To put it bluntly, most guitarists who are starting out are scared of playing with others for fear of being 'exposed'. Quite what it is that they think they will be exposed for is another matter and one I have never bothered to figured out. It's the same with singing. It's like standing with your flies undone and knowing that everybody can see your willy. You either don't give a shit or you cringe and run away and hide. My mission in life is to record an album and to play some gigs on the back of it. I'll do whatever it takes to get me there. By hook or by crook I shall fulfil my ambition. Therfore I don't give a shit if it's me that has to sing because nobody else will or if we fail as a band to find a suitible singer.

The upshot of all of this is that today I find that I love singing and want to take lessons to enable me to broaden my range. I wrote my song Goodbye Amilia to help me to broaden my range and I also wanted a more mellow ballad to sing rather than to keep on belting 'em out a la Chappo from Family who some have likend me to.
The other amazing thing that we in the band have only recently discovered is just how well my voice fits in and around with that of Abraham Love who is a really great singer. So it has been a total voyage of discovery for me and for the teriffic group of lads that I make music with.

I hope that this answers your question Ken?

Kenski said...


(Short answer!)

I was actually thinking about getting another mic and have heard good things about the SM57. The mic I have is okay, but y'know, the weakest link and all that. Thanks for the great info!

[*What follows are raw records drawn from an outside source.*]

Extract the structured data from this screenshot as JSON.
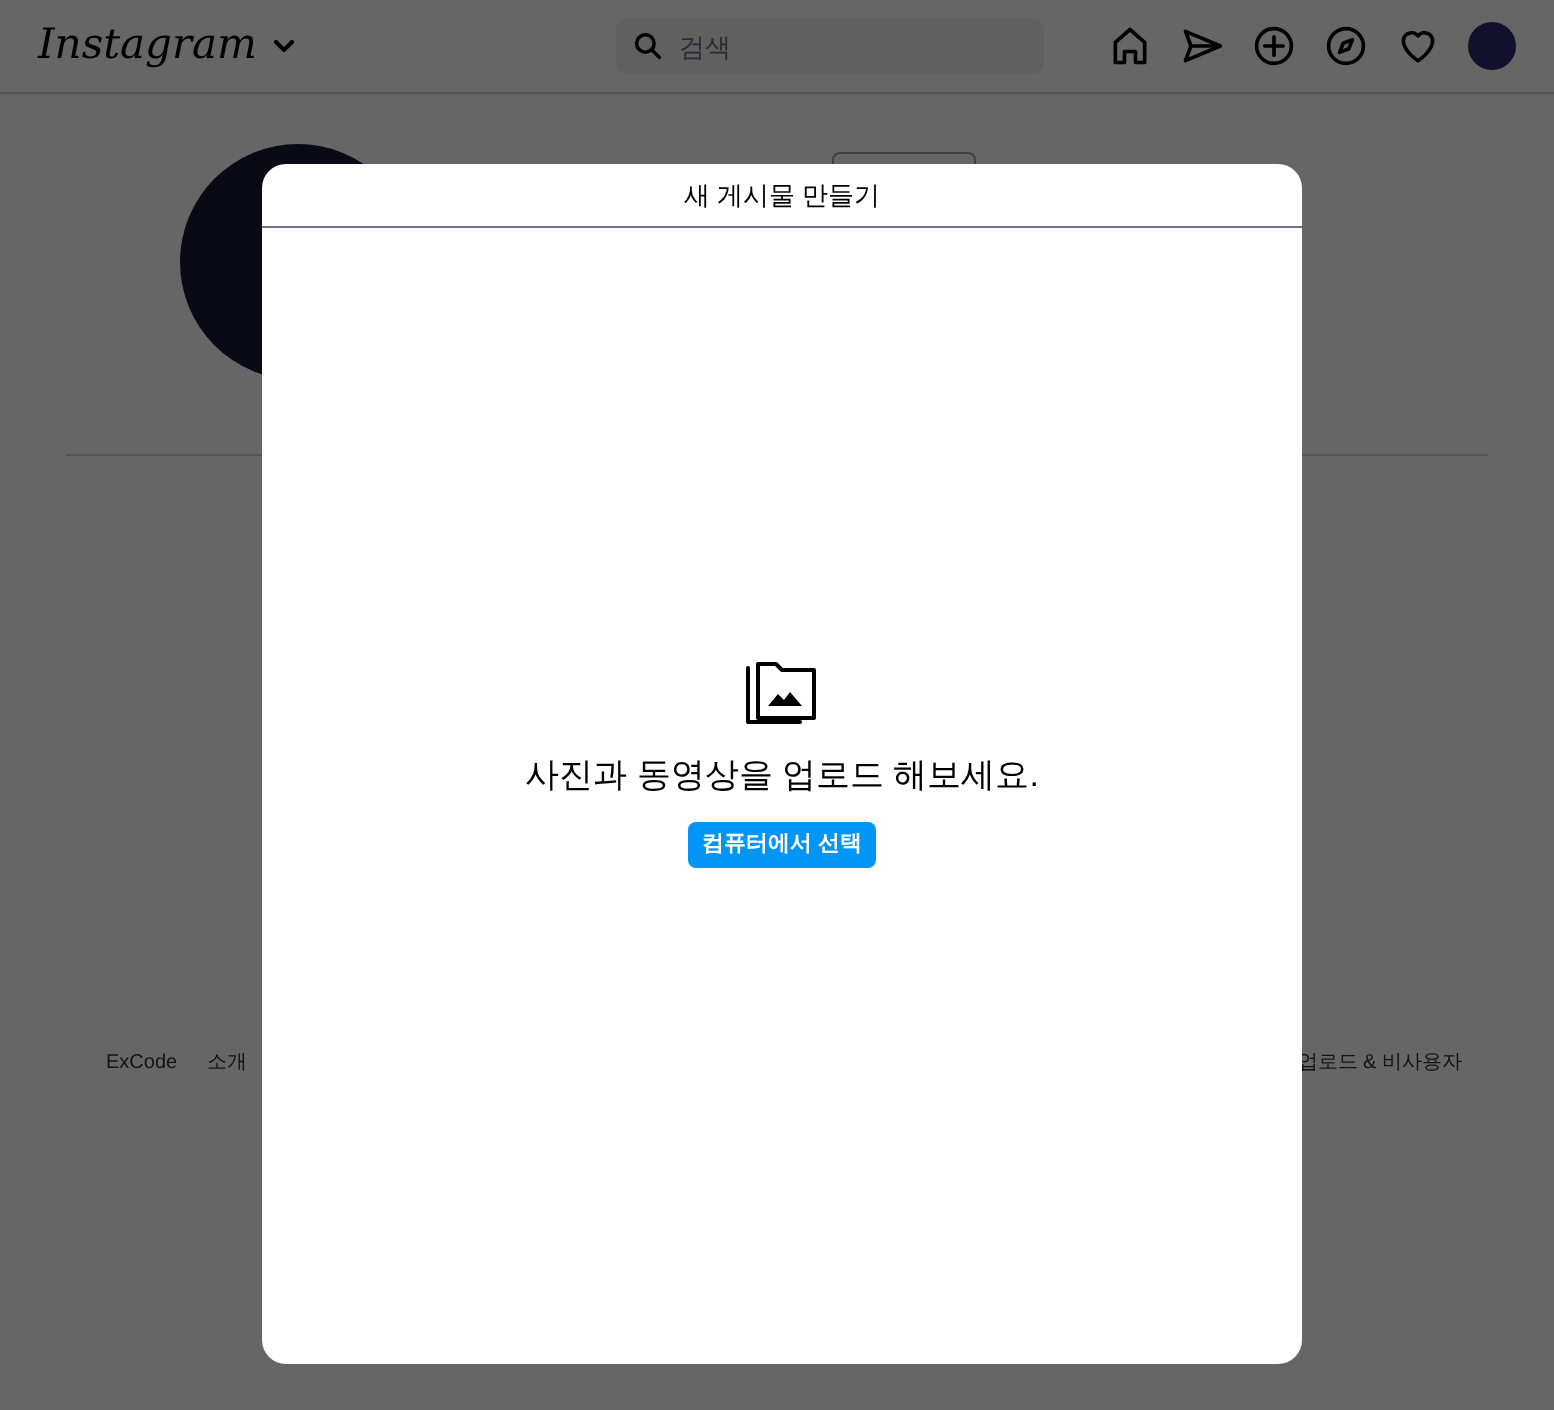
{
  "header": {
    "logo": "Instagram",
    "search": {
      "placeholder": "검색"
    }
  },
  "footer_links": [
    "ExCode",
    "소개",
    "업로드 & 비사용자"
  ],
  "modal": {
    "title": "새 게시물 만들기",
    "message": "사진과 동영상을 업로드 해보세요.",
    "button": "컴퓨터에서 선택"
  }
}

Axe Victim said...

Verbosity is my weakness...

IG said...

Just got to this post. Can I say, uh, way to go! Nice. There comes a time when you just gotta press record and do it, ya know. Very cool. Keep it up.